One reason why online gaming is dangerous is the uploading of game software by checking their origin or the uploading of games that may contain malicious links, where a loophole in it can cause serious damage to the device, to the data or to your child. So, make sure to scan the devices for malware using anti-virus software and to not upload games from illegal sites.
How to reduce these risks?
1. Use Parental Controls
It is your responsibility to prevent your children’s hobby from turning into an unhealthy addiction. Setting clear and fixed rules on the types of games and the allowed playtime is very important. However, don’t be rude in applying them. Try your best to set a good example for your child and look for alternatives that your child may find pleasant especially during long periods of time such as during lockdowns or while staying at home, where very few options are available.
2. Protect your Children and Devices
Make sure to use an effective antivirus software on your devices. Educate your children about the importance of protecting their personal information and data and not disclosing them and tell them not to get involved in discussions with anonymous players that are irrelevant to the game. Also, if you have to buy an online game, by it from an original app store to ensure it is safe and suitable for your children.
3. Read the Terms of Play
Do it while your children are around to further educate them about the importance of privacy and suitability so that they become more knowledgeable about these games.
4. Set Time Limits
A study conducted by Wiley on 2442 children aged between 7 and 11 years found that playing online games for one hour a week was associated with enhanced motor skills and better school performance, with no other benefits reported with children who have played more than two hours a week, while children who have played nine or more hours a week were particularly negatively affected.

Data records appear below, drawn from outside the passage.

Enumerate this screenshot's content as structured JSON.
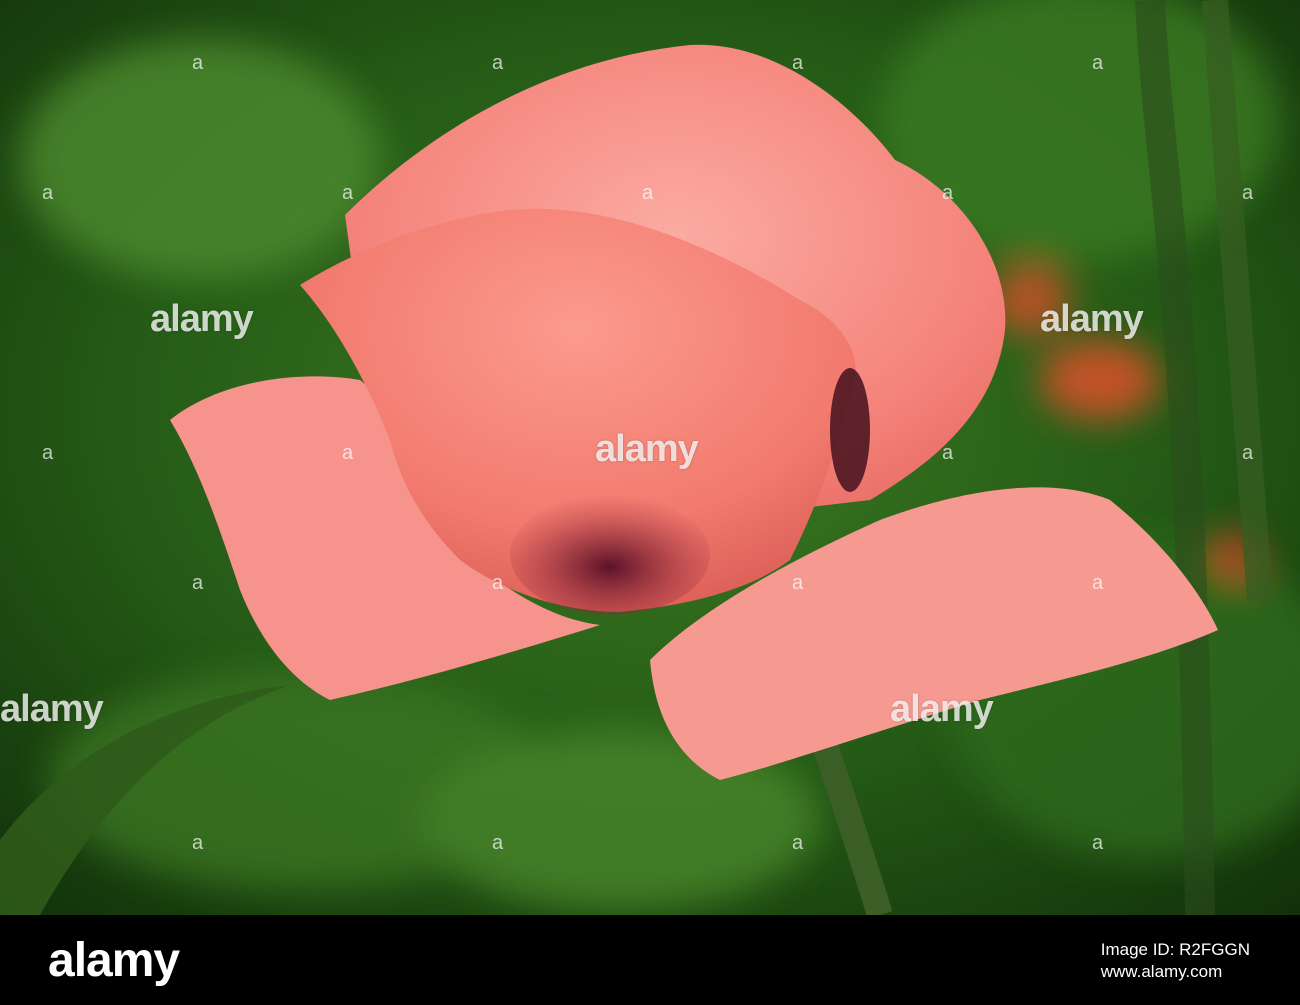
{
  "photo": {
    "subject": "pink poppy flower",
    "colors": {
      "background": "#1f4a12",
      "petal": "#f4827a",
      "petal_light": "#fbaba2",
      "center": "#5a1228",
      "stem": "#3b5d26"
    }
  },
  "watermark": {
    "brand": "alamy",
    "tile_text": "a"
  },
  "footer": {
    "logo": "alamy",
    "image_id_line": "Image ID: R2FGGN",
    "site": "www.alamy.com"
  }
}
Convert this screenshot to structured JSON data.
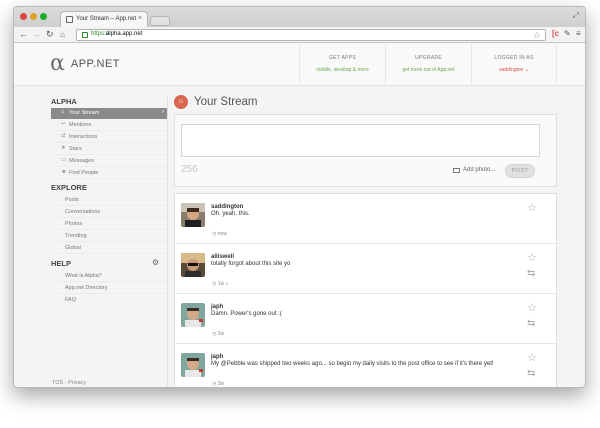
{
  "browser": {
    "tab_title": "Your Stream – App.net",
    "url_protocol": "https://",
    "url_host": "alpha.app.net"
  },
  "header": {
    "logo_text": "APP.NET",
    "get_apps": {
      "title": "GET APPS",
      "subtitle": "mobile, desktop & more"
    },
    "upgrade": {
      "title": "UPGRADE",
      "subtitle": "get more out of App.net"
    },
    "logged_in": {
      "title": "LOGGED IN AS",
      "user": "saddington"
    }
  },
  "sidebar": {
    "alpha_label": "ALPHA",
    "alpha_items": [
      {
        "label": "Your Stream",
        "icon": "home-icon"
      },
      {
        "label": "Mentions",
        "icon": "mention-icon"
      },
      {
        "label": "Interactions",
        "icon": "interactions-icon"
      },
      {
        "label": "Stars",
        "icon": "star-icon"
      },
      {
        "label": "Messages",
        "icon": "message-icon"
      },
      {
        "label": "Find People",
        "icon": "people-icon"
      }
    ],
    "explore_label": "EXPLORE",
    "explore_items": [
      "Posts",
      "Conversations",
      "Photos",
      "Trending",
      "Global"
    ],
    "help_label": "HELP",
    "help_items": [
      "What is Alpha?",
      "App.net Directory",
      "FAQ"
    ],
    "footer": "TOS · Privacy"
  },
  "main": {
    "title": "Your Stream",
    "composer": {
      "char_count": "256",
      "add_photo": "Add photo...",
      "post_button": "POST"
    },
    "posts": [
      {
        "username": "saddington",
        "text": "Oh. yeah. this.",
        "time": "now"
      },
      {
        "username": "alliswell",
        "text": "totally forgot about this site yo",
        "time": "1w"
      },
      {
        "username": "japh",
        "text": "Damn. Power's gone out :(",
        "time": "2w"
      },
      {
        "username": "japh",
        "text": "My @Pebble was shipped two weeks ago... so begin my daily visits to the post office to see if it's there yet!",
        "time": "3w"
      }
    ]
  }
}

In conclusion, gaming may be either a hobby or an addiction. It’s good to encourage your children’s hobbies, provided that their physical and mental health is not affected. Games do have some scientifically proven advantages including memory and focus improvement, etc., but only if they are monitored and controlled in a gentle way. In a nutshell, online games as such are neither good nor bad, but what makes them so is to what extent they are used.